◆ **Work item**
The expected output is each entry, given again exactly.

*** Material for this exercise

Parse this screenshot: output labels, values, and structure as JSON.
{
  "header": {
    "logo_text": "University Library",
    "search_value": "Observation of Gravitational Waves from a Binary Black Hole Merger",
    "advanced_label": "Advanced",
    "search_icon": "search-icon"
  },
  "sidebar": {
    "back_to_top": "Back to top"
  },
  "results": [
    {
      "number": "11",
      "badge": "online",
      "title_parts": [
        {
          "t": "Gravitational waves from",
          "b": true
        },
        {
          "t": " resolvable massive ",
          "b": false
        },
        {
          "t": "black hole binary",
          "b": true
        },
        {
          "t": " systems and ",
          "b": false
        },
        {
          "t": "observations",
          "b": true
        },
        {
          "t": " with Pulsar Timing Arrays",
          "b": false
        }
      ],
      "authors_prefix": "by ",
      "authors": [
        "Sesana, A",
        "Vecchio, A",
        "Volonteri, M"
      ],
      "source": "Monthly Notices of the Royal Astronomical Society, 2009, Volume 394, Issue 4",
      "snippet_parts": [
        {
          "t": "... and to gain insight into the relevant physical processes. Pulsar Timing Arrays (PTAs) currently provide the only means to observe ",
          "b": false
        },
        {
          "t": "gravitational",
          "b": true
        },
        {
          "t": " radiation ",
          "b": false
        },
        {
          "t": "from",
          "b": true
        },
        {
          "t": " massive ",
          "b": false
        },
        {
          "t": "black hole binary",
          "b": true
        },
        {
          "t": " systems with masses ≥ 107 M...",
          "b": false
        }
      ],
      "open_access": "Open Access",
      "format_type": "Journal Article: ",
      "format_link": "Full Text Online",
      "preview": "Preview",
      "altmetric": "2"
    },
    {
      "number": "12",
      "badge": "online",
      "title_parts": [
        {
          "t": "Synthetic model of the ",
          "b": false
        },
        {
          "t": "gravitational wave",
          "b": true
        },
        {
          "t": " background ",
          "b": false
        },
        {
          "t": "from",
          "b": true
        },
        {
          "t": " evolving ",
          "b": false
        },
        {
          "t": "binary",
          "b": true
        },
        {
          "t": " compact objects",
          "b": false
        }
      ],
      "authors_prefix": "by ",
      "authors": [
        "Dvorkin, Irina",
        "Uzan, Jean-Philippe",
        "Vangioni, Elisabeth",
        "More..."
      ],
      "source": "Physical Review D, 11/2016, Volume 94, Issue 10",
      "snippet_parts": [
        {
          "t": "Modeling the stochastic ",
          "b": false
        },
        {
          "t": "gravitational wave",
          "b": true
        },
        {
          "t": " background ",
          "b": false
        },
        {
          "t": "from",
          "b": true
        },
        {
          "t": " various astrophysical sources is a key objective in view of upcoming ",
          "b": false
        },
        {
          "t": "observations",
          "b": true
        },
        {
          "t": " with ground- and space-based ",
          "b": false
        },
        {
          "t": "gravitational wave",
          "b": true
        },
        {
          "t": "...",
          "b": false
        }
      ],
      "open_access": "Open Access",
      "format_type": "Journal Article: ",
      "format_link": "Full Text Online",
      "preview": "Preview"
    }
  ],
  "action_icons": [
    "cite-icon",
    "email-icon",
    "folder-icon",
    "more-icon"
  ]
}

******

◆ **Exercise response**
Parse this screenshot: output labels, values, and structure as JSON.
{
  "header": {
    "logo_text": "University Library",
    "search_value": "Observation of Gravitational Waves from a Binary Black Hole Merger",
    "advanced_label": "Advanced",
    "search_icon": "search-icon"
  },
  "sidebar": {
    "back_to_top": "Back to top"
  },
  "results": [
    {
      "number": "11",
      "badge": "online",
      "title_parts": [
        {
          "t": "Gravitational waves from",
          "b": true
        },
        {
          "t": " resolvable massive ",
          "b": false
        },
        {
          "t": "black hole binary",
          "b": true
        },
        {
          "t": " systems and ",
          "b": false
        },
        {
          "t": "observations",
          "b": true
        },
        {
          "t": " with Pulsar Timing Arrays",
          "b": false
        }
      ],
      "authors_prefix": "by ",
      "authors": [
        "Sesana, A",
        "Vecchio, A",
        "Volonteri, M"
      ],
      "source": "Monthly Notices of the Royal Astronomical Society, 2009, Volume 394, Issue 4",
      "snippet_parts": [
        {
          "t": "... and to gain insight into the relevant physical processes. Pulsar Timing Arrays (PTAs) currently provide the only means to observe ",
          "b": false
        },
        {
          "t": "gravitational",
          "b": true
        },
        {
          "t": " radiation ",
          "b": false
        },
        {
          "t": "from",
          "b": true
        },
        {
          "t": " massive ",
          "b": false
        },
        {
          "t": "black hole binary",
          "b": true
        },
        {
          "t": " systems with masses ≥ 107 M...",
          "b": false
        }
      ],
      "open_access": "Open Access",
      "format_type": "Journal Article: ",
      "format_link": "Full Text Online",
      "preview": "Preview",
      "altmetric": "2"
    },
    {
      "number": "12",
      "badge": "online",
      "title_parts": [
        {
          "t": "Synthetic model of the ",
          "b": false
        },
        {
          "t": "gravitational wave",
          "b": true
        },
        {
          "t": " background ",
          "b": false
        },
        {
          "t": "from",
          "b": true
        },
        {
          "t": " evolving ",
          "b": false
        },
        {
          "t": "binary",
          "b": true
        },
        {
          "t": " compact objects",
          "b": false
        }
      ],
      "authors_prefix": "by ",
      "authors": [
        "Dvorkin, Irina",
        "Uzan, Jean-Philippe",
        "Vangioni, Elisabeth",
        "More..."
      ],
      "source": "Physical Review D, 11/2016, Volume 94, Issue 10",
      "snippet_parts": [
        {
          "t": "Modeling the stochastic ",
          "b": false
        },
        {
          "t": "gravitational wave",
          "b": true
        },
        {
          "t": " background ",
          "b": false
        },
        {
          "t": "from",
          "b": true
        },
        {
          "t": " various astrophysical sources is a key objective in view of upcoming ",
          "b": false
        },
        {
          "t": "observations",
          "b": true
        },
        {
          "t": " with ground- and space-based ",
          "b": false
        },
        {
          "t": "gravitational wave",
          "b": true
        },
        {
          "t": "...",
          "b": false
        }
      ],
      "open_access": "Open Access",
      "format_type": "Journal Article: ",
      "format_link": "Full Text Online",
      "preview": "Preview"
    }
  ],
  "action_icons": [
    "cite-icon",
    "email-icon",
    "folder-icon",
    "more-icon"
  ]
}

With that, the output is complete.